On the 18th of January, I had the opportunity to have dinner with and attend the lecture of Professor Janina Ramirez when she was visiting my school.


Ramirez is most well known by the general public for her BBC documentaries, such as Raiders of the Lost Past with Janina Ramirez (2019) in which she explores topics ranging from Tutankhamen to Vikings.


She also has written multiple books. Like the name suggests, The Private Lives of The Saints: Power, Passion and Politics in Angelo-Saxon England looks beyond the title of Saint and provides a fascinating approach to near mythical people. While not English, we had a great discussion over Saint Olga of Kiev, and her horrifically fascinating war tactics before her Sainthood. She also wrote the book Femina, where she explores the influence of women in the Middle Ages. As she told us in the talk, and is written in the book itself, the word Femina was used in libraries and archives to mark books written by women, as to signal which books should be destroyed or struck from the records. She found satisfaction from reclaiming this word for a book elaborating on the powerful impact of women.

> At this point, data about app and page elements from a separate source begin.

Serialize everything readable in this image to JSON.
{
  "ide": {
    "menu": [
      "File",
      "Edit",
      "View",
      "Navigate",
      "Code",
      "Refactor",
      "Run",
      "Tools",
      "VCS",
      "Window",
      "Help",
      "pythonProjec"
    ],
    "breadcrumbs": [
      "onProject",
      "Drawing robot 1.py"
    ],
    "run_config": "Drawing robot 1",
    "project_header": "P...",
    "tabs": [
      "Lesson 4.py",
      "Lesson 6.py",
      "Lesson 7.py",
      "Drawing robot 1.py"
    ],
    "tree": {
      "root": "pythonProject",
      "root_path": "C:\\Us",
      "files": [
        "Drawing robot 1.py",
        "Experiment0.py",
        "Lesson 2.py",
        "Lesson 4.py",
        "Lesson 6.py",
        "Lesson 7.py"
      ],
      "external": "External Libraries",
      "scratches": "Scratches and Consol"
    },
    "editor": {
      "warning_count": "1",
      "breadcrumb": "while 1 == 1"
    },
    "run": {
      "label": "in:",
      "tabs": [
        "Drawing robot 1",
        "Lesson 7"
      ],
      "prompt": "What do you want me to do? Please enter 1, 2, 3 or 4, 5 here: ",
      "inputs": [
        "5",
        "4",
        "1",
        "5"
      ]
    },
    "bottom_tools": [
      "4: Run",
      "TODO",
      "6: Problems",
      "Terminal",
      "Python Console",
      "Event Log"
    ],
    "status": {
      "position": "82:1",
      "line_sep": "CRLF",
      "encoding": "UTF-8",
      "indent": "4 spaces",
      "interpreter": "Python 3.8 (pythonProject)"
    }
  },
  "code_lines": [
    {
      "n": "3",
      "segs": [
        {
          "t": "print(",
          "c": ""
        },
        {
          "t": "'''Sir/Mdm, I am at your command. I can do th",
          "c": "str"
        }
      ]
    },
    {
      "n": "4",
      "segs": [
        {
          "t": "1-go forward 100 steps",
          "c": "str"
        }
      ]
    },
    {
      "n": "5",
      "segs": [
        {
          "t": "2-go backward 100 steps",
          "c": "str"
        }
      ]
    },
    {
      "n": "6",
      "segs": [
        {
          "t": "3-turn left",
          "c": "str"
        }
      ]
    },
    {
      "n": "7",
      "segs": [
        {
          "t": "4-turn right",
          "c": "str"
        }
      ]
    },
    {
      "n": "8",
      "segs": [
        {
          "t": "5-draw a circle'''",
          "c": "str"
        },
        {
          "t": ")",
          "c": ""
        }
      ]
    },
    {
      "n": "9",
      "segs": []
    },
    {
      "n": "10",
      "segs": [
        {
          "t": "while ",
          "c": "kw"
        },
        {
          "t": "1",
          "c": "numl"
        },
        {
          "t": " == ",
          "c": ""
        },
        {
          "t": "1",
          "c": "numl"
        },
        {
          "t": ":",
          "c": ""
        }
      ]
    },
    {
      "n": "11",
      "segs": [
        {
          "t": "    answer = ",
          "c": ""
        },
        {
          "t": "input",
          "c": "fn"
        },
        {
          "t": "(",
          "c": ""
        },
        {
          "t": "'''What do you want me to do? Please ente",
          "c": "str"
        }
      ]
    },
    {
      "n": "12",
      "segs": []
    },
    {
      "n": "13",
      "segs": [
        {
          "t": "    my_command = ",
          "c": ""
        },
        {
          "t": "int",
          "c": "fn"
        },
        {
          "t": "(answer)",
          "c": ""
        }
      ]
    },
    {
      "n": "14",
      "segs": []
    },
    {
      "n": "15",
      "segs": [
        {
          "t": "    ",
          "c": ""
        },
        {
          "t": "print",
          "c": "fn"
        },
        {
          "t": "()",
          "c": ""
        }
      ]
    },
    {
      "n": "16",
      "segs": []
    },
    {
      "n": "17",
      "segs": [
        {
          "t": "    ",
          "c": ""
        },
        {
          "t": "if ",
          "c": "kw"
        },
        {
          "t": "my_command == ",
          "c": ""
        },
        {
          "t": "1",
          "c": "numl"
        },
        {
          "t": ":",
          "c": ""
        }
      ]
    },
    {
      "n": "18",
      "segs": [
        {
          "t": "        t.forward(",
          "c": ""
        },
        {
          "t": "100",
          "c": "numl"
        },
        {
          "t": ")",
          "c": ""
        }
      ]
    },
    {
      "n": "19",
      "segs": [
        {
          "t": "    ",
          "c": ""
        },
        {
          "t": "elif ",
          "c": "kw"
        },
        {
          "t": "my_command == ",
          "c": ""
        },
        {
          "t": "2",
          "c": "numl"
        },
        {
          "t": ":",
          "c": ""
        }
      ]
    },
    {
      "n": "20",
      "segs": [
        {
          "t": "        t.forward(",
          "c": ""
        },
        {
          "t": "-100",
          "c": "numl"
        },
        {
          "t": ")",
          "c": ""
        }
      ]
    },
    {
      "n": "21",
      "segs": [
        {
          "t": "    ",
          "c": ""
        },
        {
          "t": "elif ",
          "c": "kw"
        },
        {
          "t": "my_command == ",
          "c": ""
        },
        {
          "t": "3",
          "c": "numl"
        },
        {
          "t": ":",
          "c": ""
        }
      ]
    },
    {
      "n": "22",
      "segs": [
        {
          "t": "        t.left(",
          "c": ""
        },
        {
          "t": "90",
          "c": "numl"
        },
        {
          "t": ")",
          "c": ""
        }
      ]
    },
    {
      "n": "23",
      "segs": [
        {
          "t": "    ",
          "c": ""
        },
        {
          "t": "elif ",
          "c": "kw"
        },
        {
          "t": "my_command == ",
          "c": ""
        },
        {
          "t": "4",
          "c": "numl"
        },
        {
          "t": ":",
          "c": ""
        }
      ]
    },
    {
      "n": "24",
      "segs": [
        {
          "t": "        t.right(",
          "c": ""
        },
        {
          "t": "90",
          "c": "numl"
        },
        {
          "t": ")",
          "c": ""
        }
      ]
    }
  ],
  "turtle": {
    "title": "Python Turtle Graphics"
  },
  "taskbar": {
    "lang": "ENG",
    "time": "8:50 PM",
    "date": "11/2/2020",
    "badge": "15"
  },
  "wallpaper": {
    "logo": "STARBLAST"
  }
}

She boasts an impressive resume of being a Research Fellow in History of Art at University of Oxford, an Honorary Visiting Fellow at the Department of History of Art at the University of York and a Visiting Professorship in Medieval Studies at the University of Lincoln. She actually got the email about her professorship after our meal, announcing it with ecstatic exclamation. 


In the talk itself, Ramirez told the audience, made up of sixth form students, about the historical significance of women of the past, showing photos from discoveries and of artefacts. She was able to convey extremely complicated topics in an digestible form. 

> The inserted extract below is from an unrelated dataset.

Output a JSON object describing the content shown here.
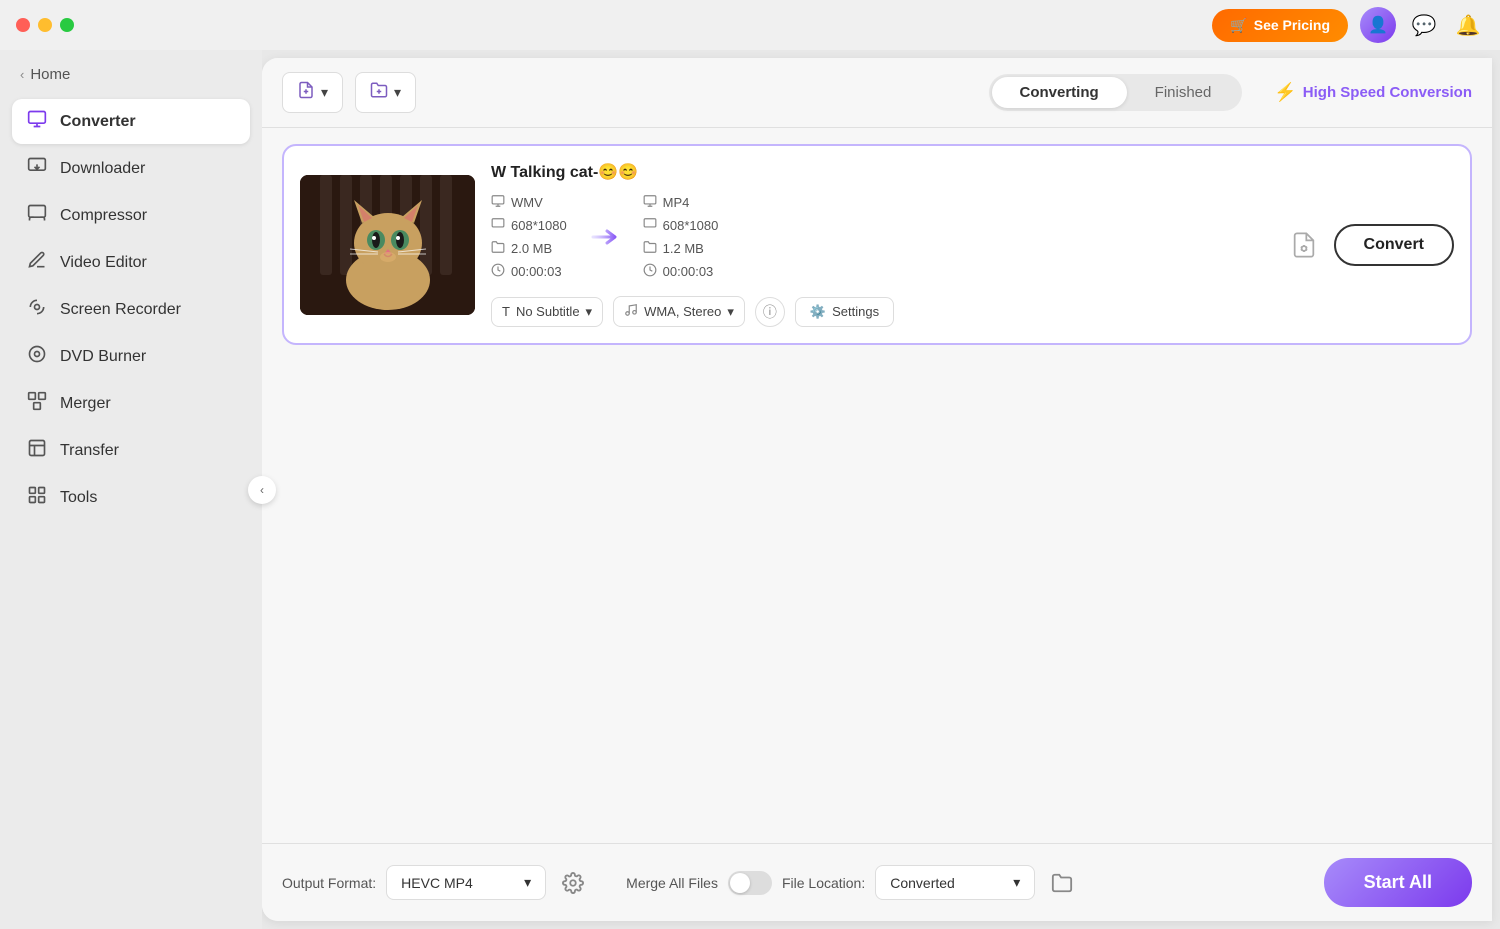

Ramirez was an extremely engaging speaker with a clear passion for the subject matter; she was even nice enough to sign my copy of Feminia!